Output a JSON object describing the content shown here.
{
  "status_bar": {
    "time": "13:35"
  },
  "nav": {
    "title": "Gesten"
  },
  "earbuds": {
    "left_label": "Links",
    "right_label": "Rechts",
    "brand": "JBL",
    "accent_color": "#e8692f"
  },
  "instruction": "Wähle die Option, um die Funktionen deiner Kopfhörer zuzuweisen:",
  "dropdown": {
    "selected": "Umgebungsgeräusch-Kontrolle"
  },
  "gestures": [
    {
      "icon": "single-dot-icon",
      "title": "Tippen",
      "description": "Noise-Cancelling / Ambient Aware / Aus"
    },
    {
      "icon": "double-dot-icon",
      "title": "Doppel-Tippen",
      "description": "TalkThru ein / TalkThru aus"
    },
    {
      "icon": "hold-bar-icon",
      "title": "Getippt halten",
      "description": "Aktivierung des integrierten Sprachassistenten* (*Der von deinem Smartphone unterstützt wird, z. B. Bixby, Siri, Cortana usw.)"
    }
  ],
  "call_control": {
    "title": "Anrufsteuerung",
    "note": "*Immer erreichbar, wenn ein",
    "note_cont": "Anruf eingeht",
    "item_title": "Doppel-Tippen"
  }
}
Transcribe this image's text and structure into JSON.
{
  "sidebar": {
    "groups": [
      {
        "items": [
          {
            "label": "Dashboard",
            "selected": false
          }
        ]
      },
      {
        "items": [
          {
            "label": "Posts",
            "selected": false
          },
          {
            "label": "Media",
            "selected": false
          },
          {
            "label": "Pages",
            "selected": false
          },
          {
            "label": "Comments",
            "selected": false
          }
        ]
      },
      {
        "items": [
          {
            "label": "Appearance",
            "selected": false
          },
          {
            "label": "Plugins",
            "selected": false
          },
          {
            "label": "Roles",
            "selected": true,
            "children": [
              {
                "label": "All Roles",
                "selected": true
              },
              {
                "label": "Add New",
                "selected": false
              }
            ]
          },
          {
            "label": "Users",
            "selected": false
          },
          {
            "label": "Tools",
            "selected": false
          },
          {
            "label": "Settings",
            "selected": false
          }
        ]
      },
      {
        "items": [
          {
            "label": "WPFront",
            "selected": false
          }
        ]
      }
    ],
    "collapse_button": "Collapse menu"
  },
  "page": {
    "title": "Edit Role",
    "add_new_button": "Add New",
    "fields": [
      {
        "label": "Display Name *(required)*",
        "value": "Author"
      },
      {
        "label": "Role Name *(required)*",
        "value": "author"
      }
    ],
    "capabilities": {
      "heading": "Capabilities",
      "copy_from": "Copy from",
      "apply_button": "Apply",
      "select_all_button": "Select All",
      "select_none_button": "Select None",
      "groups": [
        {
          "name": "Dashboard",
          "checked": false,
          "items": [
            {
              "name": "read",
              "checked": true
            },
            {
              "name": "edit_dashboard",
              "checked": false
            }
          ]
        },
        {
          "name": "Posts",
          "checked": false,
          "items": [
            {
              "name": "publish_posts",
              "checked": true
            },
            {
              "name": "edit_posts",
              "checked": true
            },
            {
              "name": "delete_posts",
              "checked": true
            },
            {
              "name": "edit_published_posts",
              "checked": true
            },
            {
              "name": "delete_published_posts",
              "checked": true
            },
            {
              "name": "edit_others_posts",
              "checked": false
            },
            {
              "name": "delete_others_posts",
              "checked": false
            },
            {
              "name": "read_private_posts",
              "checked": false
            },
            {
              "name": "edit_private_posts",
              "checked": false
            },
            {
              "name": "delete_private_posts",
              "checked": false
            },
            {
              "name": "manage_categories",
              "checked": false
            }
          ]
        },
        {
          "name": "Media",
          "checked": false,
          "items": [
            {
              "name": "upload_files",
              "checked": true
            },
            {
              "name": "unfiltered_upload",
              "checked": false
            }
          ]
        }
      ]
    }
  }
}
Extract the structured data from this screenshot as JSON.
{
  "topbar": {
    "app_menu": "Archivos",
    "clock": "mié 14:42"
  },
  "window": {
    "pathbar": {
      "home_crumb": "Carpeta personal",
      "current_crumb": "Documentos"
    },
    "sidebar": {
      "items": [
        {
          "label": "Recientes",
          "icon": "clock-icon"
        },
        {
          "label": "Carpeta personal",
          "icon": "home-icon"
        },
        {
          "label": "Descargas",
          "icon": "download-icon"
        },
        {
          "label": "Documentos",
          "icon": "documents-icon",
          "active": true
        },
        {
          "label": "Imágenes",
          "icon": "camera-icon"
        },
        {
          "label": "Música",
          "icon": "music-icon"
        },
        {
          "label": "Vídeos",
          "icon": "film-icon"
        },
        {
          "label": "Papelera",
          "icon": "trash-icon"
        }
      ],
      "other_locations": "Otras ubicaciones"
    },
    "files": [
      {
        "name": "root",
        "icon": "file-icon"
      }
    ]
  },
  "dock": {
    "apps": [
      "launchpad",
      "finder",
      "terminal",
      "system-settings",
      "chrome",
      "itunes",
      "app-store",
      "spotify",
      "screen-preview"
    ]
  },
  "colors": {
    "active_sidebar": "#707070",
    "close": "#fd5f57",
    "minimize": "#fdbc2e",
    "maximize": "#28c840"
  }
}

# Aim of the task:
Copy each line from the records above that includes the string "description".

# Final answer:
      "description": "Noise-Cancelling / Ambient Aware / Aus"
      "description": "TalkThru ein / TalkThru aus"
      "description": "Aktivierung des integrierten Sprachassistenten* (*Der von deinem Smartphone unterstützt wird, z. B. Bixby, Siri, Cortana usw.)"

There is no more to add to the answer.